Durian fruit regarded by many people in southeast Asia as the "king of fruits", the durian is distinctive for its large size, strong odour, and formidable thorn-covered husk. The fruit can grow as large as 30 centimetres long and 15 centimetres in diameter, and it typically weighs one to three kilograms. Its shape ranges from oblong to round, the colour of its husk green to brown, and its flesh pale yellow to red, depending on the species.
The edible flesh emits a distinctive odour that is strong and penetrating even when the husk is intact. Some people regard the durian as having a pleasantly sweet fragrance; others find the aroma overpowering and revolting.
Durian fruit is used to flavour a wide variety of sweet edibles such as traditional Malay candy, ice kacang, dodol, lempuk, rose biscuits, and, with a touch of modern innovation, ice cream, milkshakes, mooncakes, Yule logs, and cappuccino. Es durian is a popular dessert in Indonesia, sold at street side stall in Indonesian cities, especially in Java.
Tempoyak refers to fermented durian, usually made from lower quality durian that is unsuitable for direct consumption. Tempoyak can be eaten either cooked or uncooked, is normally eaten with rice, and can also be used for making curry. Sambal Tempoyak is a Sumatran dish made from the fermented durian fruit, coconut milk, and a collection of spicy ingredients known as sambal.
In Thailand, durian is often eaten fresh with sweet sticky rice, and blocks of durian paste are sold in the markets, though much of the paste is adulterated with pumpkin. Unripe durians may be cooked as a vegetable, except in the Philippines, where all uses are sweet rather than savoury. Malaysians make both sugared and salted preserves from durian. When durian is minced with salt, onions and vinegar, it is called boder.
The durian seeds, which are the size of chestnuts, can be eaten whether they are boiled, roasted or fried in coconut oil, with a texture that is similar to taro or yam, but stickier. In Java, the seeds are sliced thin and cooked with sugar as a confection. Uncooked durian seeds are toxic due to cyclopropene fatty acids and should not be ingested.

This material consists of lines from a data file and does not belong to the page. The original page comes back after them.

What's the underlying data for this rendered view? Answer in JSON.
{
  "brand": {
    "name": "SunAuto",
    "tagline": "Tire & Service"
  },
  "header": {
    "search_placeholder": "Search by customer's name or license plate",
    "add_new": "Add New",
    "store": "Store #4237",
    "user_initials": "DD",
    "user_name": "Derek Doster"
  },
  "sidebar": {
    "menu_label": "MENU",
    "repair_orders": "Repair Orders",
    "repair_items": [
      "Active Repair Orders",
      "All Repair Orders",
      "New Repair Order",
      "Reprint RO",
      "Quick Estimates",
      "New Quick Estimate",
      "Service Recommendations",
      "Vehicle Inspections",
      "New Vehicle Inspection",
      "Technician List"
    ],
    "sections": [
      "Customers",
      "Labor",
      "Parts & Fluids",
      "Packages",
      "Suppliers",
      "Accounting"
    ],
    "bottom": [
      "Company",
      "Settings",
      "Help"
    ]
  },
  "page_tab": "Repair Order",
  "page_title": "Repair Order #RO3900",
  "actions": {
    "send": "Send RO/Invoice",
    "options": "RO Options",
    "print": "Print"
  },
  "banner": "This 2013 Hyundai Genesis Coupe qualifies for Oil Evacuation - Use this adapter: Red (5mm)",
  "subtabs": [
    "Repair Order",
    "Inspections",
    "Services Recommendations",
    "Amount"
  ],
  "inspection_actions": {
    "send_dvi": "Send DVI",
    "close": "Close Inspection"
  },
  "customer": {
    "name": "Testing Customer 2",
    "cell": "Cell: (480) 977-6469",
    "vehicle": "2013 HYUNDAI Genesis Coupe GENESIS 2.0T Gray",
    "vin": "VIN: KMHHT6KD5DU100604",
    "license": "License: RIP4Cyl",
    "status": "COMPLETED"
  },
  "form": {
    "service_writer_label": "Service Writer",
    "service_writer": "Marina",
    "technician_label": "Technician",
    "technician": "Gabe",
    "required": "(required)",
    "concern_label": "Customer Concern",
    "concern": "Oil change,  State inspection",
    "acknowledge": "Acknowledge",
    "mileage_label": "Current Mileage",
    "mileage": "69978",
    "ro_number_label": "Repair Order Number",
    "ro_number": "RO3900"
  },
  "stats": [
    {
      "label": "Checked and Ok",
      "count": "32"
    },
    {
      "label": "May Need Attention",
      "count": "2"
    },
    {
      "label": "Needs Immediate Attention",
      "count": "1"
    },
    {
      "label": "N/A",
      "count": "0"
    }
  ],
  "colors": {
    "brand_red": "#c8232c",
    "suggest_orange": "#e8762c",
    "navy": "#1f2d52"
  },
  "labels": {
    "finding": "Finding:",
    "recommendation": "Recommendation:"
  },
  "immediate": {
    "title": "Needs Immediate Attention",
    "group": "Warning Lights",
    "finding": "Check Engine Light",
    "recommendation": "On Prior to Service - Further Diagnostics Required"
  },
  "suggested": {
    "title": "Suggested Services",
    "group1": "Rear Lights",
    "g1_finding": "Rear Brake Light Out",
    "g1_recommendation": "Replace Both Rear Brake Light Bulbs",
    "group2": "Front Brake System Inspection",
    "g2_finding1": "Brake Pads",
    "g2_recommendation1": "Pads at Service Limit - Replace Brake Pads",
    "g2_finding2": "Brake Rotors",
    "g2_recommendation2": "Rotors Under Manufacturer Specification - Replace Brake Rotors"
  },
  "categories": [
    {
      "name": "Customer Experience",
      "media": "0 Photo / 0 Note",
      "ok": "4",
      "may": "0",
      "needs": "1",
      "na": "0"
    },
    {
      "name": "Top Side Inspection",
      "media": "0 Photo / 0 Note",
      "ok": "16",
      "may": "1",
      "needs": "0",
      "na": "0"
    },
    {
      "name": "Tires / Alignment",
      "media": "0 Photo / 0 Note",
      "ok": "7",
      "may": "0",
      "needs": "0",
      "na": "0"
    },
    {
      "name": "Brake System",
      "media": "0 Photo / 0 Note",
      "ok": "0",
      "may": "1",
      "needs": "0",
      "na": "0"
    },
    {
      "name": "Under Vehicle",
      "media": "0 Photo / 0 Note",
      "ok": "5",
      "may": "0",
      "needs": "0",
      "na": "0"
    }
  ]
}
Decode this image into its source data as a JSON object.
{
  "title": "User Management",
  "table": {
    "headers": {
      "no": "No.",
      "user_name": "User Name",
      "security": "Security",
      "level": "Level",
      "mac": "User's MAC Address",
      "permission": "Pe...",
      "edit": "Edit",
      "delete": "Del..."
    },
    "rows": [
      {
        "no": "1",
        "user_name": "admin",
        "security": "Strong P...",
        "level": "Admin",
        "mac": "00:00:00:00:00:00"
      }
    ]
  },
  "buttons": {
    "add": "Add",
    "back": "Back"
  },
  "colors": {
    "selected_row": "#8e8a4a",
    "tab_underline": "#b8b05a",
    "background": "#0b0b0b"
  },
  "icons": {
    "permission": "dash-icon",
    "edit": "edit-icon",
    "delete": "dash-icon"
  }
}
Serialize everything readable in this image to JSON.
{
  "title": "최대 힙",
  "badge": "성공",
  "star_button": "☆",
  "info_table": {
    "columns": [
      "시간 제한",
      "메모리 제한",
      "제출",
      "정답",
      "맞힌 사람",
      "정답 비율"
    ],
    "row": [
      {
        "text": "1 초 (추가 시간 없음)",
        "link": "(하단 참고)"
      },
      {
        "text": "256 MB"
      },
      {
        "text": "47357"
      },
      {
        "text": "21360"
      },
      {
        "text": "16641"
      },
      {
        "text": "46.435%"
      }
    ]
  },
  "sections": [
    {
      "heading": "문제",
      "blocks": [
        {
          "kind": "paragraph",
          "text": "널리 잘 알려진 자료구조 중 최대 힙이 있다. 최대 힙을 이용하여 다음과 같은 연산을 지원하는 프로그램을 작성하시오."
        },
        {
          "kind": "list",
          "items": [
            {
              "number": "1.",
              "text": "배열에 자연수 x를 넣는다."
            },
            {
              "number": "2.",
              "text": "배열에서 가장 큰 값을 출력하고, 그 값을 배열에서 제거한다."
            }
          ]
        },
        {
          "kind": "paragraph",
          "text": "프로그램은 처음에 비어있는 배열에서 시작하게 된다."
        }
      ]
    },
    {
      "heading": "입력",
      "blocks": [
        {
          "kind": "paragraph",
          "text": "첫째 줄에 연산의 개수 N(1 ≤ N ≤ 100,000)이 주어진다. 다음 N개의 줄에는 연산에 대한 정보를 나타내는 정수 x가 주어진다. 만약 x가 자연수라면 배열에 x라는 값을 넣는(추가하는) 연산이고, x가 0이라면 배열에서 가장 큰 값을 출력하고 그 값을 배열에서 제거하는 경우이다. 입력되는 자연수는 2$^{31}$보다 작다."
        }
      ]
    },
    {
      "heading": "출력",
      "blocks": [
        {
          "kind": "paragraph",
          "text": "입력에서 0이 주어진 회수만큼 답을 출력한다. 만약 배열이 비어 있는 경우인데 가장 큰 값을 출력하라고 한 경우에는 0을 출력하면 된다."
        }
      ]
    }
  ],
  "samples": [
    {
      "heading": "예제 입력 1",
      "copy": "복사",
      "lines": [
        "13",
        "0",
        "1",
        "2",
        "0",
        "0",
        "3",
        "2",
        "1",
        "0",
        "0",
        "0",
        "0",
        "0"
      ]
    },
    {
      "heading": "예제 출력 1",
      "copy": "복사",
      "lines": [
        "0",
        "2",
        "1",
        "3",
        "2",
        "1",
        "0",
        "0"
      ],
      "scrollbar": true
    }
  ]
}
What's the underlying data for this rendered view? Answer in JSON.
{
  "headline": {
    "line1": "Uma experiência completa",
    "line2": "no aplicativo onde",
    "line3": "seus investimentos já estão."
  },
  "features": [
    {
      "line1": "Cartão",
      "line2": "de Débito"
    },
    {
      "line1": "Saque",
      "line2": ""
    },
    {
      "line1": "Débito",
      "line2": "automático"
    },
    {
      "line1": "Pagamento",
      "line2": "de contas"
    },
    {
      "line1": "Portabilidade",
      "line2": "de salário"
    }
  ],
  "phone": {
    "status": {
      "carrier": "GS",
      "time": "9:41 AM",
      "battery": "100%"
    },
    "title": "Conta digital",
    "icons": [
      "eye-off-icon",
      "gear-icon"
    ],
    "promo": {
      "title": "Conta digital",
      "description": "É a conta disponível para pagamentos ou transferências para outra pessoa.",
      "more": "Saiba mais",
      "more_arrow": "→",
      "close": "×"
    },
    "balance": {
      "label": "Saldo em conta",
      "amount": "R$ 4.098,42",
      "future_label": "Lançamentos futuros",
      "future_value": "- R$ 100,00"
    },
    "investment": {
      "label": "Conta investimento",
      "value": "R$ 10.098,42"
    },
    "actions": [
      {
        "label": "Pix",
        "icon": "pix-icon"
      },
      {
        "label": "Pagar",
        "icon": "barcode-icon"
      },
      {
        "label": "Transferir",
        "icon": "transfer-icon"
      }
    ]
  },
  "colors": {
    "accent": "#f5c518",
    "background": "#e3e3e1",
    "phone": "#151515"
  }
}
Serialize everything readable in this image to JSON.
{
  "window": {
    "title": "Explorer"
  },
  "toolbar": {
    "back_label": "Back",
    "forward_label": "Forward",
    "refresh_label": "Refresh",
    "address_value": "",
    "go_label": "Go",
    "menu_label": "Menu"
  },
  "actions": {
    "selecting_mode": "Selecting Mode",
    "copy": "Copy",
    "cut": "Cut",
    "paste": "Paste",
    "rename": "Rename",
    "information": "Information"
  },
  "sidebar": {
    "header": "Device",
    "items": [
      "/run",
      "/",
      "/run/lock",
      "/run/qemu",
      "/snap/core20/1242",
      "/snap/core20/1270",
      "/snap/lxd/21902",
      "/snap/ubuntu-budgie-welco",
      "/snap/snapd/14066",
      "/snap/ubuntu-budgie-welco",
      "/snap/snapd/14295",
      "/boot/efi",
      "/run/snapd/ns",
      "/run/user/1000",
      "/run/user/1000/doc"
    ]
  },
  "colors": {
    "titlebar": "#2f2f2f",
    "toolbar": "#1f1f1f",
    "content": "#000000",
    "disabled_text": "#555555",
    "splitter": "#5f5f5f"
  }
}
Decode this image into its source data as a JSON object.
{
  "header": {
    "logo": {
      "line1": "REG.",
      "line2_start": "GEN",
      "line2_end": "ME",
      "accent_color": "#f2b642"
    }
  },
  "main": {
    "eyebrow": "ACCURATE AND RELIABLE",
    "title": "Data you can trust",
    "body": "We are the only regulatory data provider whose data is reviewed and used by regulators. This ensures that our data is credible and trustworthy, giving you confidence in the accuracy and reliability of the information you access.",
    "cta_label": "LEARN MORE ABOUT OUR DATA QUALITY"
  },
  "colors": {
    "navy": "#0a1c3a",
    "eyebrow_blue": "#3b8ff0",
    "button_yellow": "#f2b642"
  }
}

Young leaves and shoots of the durian are occasionally cooked as greens. Sometimes the ash of the burned rind is added to special cakes. The petals of durian flowers are eaten in the North Sumatra province of Indonesia, while in the Moluccas islands the husk of the durian fruit is used as fuel to smoke fish.
Health benefits of Durian fruit
1. The durian fruit is a good source of antioxidant vitamin-C (about 33% of RDA). Consumption of foods rich in vitamin C helps the body develop resistance against infectious agents and scavenge harmful free radicals.
2. Fresh durian fruit is a very rich source of potassium. Potassium is an important electrolyte of cell and body fluids that helps controlling heart rate and blood pressure.
3. Durian, like other tropical fruits such as Banana, avocado, and jackfruit, is rich in energy, minerals and vitamins. 100 g fresh fruit provides 147 calories.
4. The fruit is made of soft, easily digestible flesh made of simple sugars like fructose and sucrose that when eaten replenish energy and revitalize the body instantly. Though it contains a relatively high amount of fats among fruits, it is free from saturated fats and cholesterol.
5. Durian is rich in dietary fiber, which makes it a good bulk laxative. The fiber content helps to protect the colon mucous membrane by decreasing exposure time and as well as binding to cancer-causing chemicals in the colon.
6. The fruit is an excellent source of health benefiting B-complex groups of vitamins; a rare feature among fruits, such as niacin, riboflavin, pantothenic acid (vitamin B5), pyridoxine (vitamin B-6) and thiamin (vitamin B-1). These vitamins are essential for the body as it requires them from external sources to replenish.
7. Further, it also contains a good amount of minerals like manganese, copper, iron and magnesium. Manganese is used by the body as a co-factor for the antioxidant enzyme, superoxide dismutase. Copper is required in the production of red blood cells. Iron is required for red blood cell formation.
8. Additionally, it also contains high levels of essential amino acid, tryptophan (also known as "nature's sleeping pill") which in the body metabolizes into serotonin and melatonin; these neuro-chemicals have important functions like sleep induction and in the treatment of epilepsy.